Successful chemo drug monitoring

Variants in enzyme proved to not hinder drug’s activity

Biopharmaceuticals are substances used for medical or diagnostic purposes that are derived from a biological source. One particular biopharmaceutical product, known as L-asparaginase, is used as chemotherapy to treat a form of leukaemia known as acute lymphoblastic leukaemia (ALL). This drug is an enzyme that breaks down a vital amino acid known as asparagine, thereby slowing the proliferation of cancer cells. L-asparaginase can be produced commercially from two different types of bacteria: Erwinia chrysanthemi and Escherichia Coli, and the two resulting enzymes are referred to as ErA and EcA, respectively.

ErA is manufactured and marketed (as Erwinase®) by Porton Biopharma. This company recently carried out an investigation into the manufacturing processes of ErA and noted that small amounts of ErA were subjected to post-translational modifications. In light of this, Porton Biopharma sought to characterise the ErA variant using the capabilities of Diamond Light Source.

Using SAXS (small-angle X-ray scattering) at the Solution State SAXS beamline (B21), it was shown that the aberrant ErA enzyme was a conformational variant that was not chemically different from the parent enzyme. The highly-sensitive technique allowed Porton Biopharma to analyse the ErA variant in solution and provide reassurance to regulatory bodies that the subtle changes did not hinder the activity of the drug.

Monitoring the variants

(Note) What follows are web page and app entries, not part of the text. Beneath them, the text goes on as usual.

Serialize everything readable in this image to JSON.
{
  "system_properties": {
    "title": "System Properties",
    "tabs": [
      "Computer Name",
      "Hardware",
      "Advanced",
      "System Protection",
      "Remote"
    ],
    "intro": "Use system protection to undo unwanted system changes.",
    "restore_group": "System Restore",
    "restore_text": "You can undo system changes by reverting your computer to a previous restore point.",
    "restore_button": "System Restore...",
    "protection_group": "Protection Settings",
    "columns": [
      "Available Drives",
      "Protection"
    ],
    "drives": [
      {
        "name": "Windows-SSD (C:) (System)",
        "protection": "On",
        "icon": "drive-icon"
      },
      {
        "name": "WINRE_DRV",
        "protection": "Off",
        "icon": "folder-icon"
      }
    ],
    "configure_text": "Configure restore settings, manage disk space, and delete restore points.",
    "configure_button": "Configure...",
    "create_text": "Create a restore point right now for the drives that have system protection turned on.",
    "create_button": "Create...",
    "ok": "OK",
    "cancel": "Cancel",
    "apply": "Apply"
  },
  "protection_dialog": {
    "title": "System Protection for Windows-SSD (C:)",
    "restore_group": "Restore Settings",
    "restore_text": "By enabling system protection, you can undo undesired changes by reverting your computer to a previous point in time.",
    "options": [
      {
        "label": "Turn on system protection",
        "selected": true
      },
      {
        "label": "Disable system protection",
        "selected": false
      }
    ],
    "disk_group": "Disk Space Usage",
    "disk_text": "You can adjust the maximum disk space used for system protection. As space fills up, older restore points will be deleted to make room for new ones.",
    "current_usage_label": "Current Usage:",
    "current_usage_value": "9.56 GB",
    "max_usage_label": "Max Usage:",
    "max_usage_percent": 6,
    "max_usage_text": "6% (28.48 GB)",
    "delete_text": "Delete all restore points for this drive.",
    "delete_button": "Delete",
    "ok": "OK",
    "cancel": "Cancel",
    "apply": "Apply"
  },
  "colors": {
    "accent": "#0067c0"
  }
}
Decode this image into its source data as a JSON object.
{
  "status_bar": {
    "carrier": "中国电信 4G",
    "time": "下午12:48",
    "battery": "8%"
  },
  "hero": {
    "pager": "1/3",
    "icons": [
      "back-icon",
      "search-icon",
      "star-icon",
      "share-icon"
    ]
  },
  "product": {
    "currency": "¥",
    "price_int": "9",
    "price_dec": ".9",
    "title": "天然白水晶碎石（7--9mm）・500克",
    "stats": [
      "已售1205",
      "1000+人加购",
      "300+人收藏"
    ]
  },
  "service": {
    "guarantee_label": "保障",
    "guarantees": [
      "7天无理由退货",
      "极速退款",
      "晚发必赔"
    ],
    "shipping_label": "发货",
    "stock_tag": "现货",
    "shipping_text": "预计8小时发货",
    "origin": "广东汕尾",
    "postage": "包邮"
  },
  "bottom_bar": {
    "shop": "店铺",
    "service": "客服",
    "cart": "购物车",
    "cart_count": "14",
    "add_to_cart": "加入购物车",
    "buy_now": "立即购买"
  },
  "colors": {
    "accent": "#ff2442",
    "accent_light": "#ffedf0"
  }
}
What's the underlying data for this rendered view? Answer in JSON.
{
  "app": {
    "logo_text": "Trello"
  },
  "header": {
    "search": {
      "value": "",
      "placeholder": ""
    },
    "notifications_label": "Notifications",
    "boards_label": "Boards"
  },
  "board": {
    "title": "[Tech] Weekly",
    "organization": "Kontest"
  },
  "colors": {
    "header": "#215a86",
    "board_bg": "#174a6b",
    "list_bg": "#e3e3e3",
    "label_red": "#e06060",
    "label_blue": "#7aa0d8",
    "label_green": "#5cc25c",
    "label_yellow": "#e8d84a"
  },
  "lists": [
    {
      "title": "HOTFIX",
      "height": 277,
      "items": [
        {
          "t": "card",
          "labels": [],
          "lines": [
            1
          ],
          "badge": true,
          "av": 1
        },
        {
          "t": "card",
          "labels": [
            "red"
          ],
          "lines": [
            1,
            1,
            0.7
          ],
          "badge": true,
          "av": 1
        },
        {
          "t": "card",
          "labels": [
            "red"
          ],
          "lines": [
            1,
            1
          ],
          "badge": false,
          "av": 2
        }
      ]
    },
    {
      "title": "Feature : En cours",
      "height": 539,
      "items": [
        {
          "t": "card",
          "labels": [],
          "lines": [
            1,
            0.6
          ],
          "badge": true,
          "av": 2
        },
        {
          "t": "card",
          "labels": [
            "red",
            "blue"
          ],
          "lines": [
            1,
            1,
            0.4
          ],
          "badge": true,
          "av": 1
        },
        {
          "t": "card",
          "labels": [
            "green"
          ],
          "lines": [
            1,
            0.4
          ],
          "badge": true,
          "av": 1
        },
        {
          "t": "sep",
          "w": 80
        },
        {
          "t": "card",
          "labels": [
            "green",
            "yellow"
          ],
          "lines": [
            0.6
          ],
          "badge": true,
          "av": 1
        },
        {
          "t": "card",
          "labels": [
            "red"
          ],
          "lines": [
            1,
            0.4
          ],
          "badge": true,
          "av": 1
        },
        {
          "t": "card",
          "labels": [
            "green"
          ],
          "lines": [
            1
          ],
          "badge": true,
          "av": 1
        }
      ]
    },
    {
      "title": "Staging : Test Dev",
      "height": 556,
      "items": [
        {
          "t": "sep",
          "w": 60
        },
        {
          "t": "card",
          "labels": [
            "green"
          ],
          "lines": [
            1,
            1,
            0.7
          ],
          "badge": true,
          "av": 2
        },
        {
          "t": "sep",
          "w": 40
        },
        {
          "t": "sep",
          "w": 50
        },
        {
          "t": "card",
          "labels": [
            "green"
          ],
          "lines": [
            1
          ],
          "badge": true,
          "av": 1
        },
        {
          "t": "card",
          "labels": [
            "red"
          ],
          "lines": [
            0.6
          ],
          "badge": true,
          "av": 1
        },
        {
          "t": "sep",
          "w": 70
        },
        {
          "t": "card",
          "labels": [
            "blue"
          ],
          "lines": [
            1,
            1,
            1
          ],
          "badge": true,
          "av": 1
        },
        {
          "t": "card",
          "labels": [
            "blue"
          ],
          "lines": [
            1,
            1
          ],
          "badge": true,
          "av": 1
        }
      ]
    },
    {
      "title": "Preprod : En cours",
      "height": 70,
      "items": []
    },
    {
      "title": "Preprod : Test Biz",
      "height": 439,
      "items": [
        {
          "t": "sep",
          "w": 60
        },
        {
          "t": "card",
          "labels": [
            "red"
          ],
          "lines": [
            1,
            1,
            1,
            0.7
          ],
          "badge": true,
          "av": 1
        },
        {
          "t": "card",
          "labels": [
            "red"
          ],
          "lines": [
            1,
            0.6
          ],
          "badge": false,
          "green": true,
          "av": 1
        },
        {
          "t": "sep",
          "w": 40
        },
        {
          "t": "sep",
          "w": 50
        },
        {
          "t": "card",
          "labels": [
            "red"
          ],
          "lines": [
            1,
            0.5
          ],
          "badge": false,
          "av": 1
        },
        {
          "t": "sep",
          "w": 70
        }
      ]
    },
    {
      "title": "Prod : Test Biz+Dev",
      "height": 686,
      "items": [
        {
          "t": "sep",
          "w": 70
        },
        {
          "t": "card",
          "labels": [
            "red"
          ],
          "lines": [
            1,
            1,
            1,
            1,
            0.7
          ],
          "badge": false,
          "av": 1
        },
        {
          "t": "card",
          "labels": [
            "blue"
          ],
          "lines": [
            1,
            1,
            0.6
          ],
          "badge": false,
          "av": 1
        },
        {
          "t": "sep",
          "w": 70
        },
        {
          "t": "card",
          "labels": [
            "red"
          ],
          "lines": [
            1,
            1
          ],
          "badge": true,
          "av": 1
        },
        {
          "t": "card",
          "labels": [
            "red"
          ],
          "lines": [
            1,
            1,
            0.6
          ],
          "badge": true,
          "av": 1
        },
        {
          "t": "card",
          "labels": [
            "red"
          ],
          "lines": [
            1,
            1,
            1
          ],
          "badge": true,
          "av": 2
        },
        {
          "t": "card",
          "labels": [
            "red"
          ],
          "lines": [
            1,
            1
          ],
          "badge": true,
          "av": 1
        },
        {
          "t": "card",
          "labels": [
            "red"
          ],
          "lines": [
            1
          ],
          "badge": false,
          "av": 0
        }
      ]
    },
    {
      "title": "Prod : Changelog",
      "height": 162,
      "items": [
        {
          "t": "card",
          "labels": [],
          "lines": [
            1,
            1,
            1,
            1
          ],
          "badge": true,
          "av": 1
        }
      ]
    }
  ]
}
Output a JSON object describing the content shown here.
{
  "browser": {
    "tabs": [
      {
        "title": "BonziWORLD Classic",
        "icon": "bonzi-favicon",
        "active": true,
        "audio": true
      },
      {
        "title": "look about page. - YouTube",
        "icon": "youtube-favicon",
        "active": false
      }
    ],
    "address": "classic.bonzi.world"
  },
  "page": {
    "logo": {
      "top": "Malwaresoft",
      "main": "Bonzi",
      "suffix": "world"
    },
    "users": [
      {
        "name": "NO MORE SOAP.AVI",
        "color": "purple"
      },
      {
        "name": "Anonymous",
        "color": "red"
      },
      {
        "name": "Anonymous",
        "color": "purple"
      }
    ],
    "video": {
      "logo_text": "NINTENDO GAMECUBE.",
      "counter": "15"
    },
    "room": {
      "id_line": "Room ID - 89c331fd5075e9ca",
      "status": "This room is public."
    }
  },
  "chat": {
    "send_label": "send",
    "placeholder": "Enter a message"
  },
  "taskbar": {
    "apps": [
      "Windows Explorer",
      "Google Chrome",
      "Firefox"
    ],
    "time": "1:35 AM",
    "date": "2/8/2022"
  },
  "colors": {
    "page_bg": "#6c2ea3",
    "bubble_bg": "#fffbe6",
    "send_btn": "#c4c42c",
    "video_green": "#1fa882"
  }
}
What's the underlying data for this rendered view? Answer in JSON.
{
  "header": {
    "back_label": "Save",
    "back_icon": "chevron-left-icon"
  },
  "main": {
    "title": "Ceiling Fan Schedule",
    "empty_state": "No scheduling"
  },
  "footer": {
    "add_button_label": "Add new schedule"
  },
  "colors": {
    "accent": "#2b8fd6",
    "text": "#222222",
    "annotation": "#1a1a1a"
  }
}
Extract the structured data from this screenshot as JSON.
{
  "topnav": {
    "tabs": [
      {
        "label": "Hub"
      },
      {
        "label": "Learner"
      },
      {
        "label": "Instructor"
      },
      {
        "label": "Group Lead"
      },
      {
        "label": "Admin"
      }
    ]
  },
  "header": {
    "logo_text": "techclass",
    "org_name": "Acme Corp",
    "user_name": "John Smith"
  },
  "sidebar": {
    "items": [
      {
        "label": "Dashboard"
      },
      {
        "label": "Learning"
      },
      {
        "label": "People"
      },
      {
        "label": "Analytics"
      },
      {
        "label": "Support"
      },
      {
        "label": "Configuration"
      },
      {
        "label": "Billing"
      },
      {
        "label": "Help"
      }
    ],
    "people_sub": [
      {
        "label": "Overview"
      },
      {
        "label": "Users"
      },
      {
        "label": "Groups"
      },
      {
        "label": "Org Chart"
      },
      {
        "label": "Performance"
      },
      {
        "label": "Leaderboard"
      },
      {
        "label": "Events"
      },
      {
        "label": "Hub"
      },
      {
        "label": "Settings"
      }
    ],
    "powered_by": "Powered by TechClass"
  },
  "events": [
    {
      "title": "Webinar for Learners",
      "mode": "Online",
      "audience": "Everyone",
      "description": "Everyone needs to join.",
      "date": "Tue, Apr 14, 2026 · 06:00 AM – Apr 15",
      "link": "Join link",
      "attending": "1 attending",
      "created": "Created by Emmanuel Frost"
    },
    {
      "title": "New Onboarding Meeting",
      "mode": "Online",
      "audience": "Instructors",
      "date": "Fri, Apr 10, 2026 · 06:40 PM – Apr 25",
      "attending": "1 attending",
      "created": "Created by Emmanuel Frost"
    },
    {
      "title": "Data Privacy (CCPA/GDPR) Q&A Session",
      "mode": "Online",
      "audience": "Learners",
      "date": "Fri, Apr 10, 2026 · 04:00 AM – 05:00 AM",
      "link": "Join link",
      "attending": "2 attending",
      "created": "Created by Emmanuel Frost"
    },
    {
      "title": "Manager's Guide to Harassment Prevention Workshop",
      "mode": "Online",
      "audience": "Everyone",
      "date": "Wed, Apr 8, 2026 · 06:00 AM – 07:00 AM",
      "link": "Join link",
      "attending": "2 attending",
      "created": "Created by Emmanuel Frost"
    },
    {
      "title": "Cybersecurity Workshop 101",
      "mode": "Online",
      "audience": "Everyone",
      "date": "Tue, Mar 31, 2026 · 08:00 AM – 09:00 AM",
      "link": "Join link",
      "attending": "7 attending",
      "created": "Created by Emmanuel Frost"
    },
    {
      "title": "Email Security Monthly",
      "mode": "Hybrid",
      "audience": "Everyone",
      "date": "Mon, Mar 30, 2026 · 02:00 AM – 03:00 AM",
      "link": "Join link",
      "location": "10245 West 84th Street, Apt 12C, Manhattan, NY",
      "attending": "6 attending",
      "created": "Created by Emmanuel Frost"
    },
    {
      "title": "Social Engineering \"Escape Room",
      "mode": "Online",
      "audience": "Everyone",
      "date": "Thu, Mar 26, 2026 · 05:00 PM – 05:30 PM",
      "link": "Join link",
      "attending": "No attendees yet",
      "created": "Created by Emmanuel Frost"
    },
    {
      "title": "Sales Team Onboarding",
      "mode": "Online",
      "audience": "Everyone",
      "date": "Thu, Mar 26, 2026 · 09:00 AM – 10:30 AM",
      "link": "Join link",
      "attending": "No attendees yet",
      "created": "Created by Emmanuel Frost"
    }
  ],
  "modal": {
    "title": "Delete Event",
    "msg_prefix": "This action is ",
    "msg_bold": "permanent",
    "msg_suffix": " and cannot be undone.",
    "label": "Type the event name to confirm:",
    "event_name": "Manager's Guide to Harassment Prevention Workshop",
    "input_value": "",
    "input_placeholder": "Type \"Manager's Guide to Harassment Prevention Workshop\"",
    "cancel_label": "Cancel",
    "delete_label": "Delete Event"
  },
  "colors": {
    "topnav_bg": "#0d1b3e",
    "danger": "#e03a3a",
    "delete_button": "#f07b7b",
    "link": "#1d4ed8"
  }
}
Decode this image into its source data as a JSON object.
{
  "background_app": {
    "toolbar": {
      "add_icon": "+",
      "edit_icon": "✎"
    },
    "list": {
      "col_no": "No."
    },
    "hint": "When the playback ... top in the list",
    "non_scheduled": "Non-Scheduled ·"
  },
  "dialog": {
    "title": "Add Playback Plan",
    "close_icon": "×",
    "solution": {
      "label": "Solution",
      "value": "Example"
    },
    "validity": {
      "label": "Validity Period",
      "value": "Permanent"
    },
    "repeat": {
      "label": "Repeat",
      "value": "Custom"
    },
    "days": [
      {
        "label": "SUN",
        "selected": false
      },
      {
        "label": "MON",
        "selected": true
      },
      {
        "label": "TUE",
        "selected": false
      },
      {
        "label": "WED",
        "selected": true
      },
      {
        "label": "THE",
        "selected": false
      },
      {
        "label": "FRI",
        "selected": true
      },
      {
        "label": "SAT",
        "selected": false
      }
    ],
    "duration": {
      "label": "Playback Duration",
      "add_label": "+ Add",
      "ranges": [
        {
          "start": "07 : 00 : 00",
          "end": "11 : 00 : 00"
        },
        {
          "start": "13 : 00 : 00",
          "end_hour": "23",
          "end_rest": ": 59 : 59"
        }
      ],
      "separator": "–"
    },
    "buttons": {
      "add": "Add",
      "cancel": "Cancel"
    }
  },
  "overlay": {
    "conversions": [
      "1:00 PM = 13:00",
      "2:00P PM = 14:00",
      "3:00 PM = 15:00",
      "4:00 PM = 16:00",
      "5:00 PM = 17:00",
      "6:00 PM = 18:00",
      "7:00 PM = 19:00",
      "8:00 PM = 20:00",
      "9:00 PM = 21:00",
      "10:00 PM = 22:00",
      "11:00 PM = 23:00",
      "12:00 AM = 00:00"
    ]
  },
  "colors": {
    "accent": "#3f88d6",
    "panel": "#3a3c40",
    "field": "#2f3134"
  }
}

The procedures involved in the manufacturing of biopharmaceuticals like ErA can introduce product-related variants. These variants, which are often only found in negligible quantities, may be the result of post-translational modifications such as deamidation, methionine oxidation, or even protein-protein aggregation. By monitoring and tracking the origins of variants it is hoped that the quality of a medicinal product can be improved.

Scientists from Porton Biopharma recently investigated the production of ErA, during which they detected an acidic species of the enzyme using an analytical technique called ion-exchange HPLC (IEX).
 
Efforts were undertaken by scientists from Porton Biopharma, University College London, the University of Sheffield, and Diamond to characterise this acidic variant of ErA. To begin with, samples of the ErA variant were isolated from IEX peaks and a series of analytical techniques were initially applied that included isoelectric focussing and liquid chromatography-mass spectrometry (LC-MS).
 
After discovering that primary-structure modifications were not likely to be the cause of the charged species, SAXS was performed at B21 to closely analyse the structure of the enzyme in high-resolution. SAXS data were collected at 15°C as a series of 30 frames of 10 s duration using 25 µL aliquots of ErA isolates. The data were processed using scÅtter software, which was developed by B21’s Principal Beamline Scientist Rob Rambo.
 
 

SAXS shows conformational change

The application of SAXS showed that the ErA variant had undergone a slight conformational change that led to the enzyme being slightly less compact than the parent protein. This modification was not a chemical change to the enzyme and did not affect the activity of the product.

A further analytical technique known as ion mobility mass-spectrometry (IM-MS) was conducted by Dr Konstantinos Thalassinos at University College London to characterise the variant. This technique corroborated the SAXS results and demonstrated that the acidic ErA was a conformational variant, with very subtle structural differences from the original enzyme. It was postulated that the slight conformational change led to the exposure or shielding of charged residues within the enzyme that prompted the early eluting from the IEX column.

Dr David Gervais of Porton Biopharma concluded: “This is a powerful technique that should be used if you have an indication that there is a conformational change in your product”. Porton Biopharma will continue to explore the manufacturing process of ErA to pinpoint the source of the variants and hope to further characterise them in the future.
 
 
To find out more about using the B21 beamline, or to discuss potential applications, please contact Principal Beamline Scientist Dr Robert Rambo: robert.rambo@diamond.ac.uk

 

Normalised Kratky Plots from Small-Angle X-ray Scattering Analysis of IEX Peak Isolates. The data are presented for analyses of 1.25 mg/mL enzyme samples in entirety (a) and as a close up to the area of interest (b). The cross hairs indicate the position of an ideal globular protein obeying Guinier’s approximation. The nomenclature of the two axes is as follows: q, scattering vector; I(q), scattered intensity; Rg, radius of gyration; I(0), scattering at zero angle. The parameters Rg and I(0) were obtained from Guinier analyses of the collected SAXS data (not shown).

Related publication

Gervais et al. Structural Characterisation of Non-Deamidated Acidic Variants of Erwinia chrysanthemi L-asparaginase Using Small-Angle X-ray Scattering and Ion-Mobility Mass Spectrometry. Pharmaceutical Research. 32(11) pp. 3636-3648 (2015). DOI: 10.​1007/​s11095-015-1722-2.